- _What the task asks_: Set down every entry once more, character for character.

- _Source information_:
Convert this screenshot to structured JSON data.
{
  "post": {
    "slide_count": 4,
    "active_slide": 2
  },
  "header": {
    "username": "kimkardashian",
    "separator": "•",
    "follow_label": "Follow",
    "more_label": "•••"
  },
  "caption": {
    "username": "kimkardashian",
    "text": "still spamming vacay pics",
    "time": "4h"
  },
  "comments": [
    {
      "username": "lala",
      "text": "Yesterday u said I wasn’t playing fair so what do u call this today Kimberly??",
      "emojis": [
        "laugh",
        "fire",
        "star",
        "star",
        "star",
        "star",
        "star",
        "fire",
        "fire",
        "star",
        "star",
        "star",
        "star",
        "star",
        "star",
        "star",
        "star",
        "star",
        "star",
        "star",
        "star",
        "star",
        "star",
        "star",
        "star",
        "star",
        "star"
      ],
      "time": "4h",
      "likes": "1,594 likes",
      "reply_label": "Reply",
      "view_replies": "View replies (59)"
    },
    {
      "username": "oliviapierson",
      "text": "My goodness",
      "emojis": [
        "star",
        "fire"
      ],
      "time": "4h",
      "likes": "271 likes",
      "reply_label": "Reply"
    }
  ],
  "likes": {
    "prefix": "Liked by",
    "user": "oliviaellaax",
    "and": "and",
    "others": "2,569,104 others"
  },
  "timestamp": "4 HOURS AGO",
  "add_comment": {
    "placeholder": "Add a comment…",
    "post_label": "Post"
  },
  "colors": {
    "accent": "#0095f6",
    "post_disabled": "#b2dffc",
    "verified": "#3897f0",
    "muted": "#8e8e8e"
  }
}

- _Response_:
Convert this screenshot to structured JSON data.
{
  "post": {
    "slide_count": 4,
    "active_slide": 2
  },
  "header": {
    "username": "kimkardashian",
    "separator": "•",
    "follow_label": "Follow",
    "more_label": "•••"
  },
  "caption": {
    "username": "kimkardashian",
    "text": "still spamming vacay pics",
    "time": "4h"
  },
  "comments": [
    {
      "username": "lala",
      "text": "Yesterday u said I wasn’t playing fair so what do u call this today Kimberly??",
      "emojis": [
        "laugh",
        "fire",
        "star",
        "star",
        "star",
        "star",
        "star",
        "fire",
        "fire",
        "star",
        "star",
        "star",
        "star",
        "star",
        "star",
        "star",
        "star",
        "star",
        "star",
        "star",
        "star",
        "star",
        "star",
        "star",
        "star",
        "star",
        "star"
      ],
      "time": "4h",
      "likes": "1,594 likes",
      "reply_label": "Reply",
      "view_replies": "View replies (59)"
    },
    {
      "username": "oliviapierson",
      "text": "My goodness",
      "emojis": [
        "star",
        "fire"
      ],
      "time": "4h",
      "likes": "271 likes",
      "reply_label": "Reply"
    }
  ],
  "likes": {
    "prefix": "Liked by",
    "user": "oliviaellaax",
    "and": "and",
    "others": "2,569,104 others"
  },
  "timestamp": "4 HOURS AGO",
  "add_comment": {
    "placeholder": "Add a comment…",
    "post_label": "Post"
  },
  "colors": {
    "accent": "#0095f6",
    "post_disabled": "#b2dffc",
    "verified": "#3897f0",
    "muted": "#8e8e8e"
  }
}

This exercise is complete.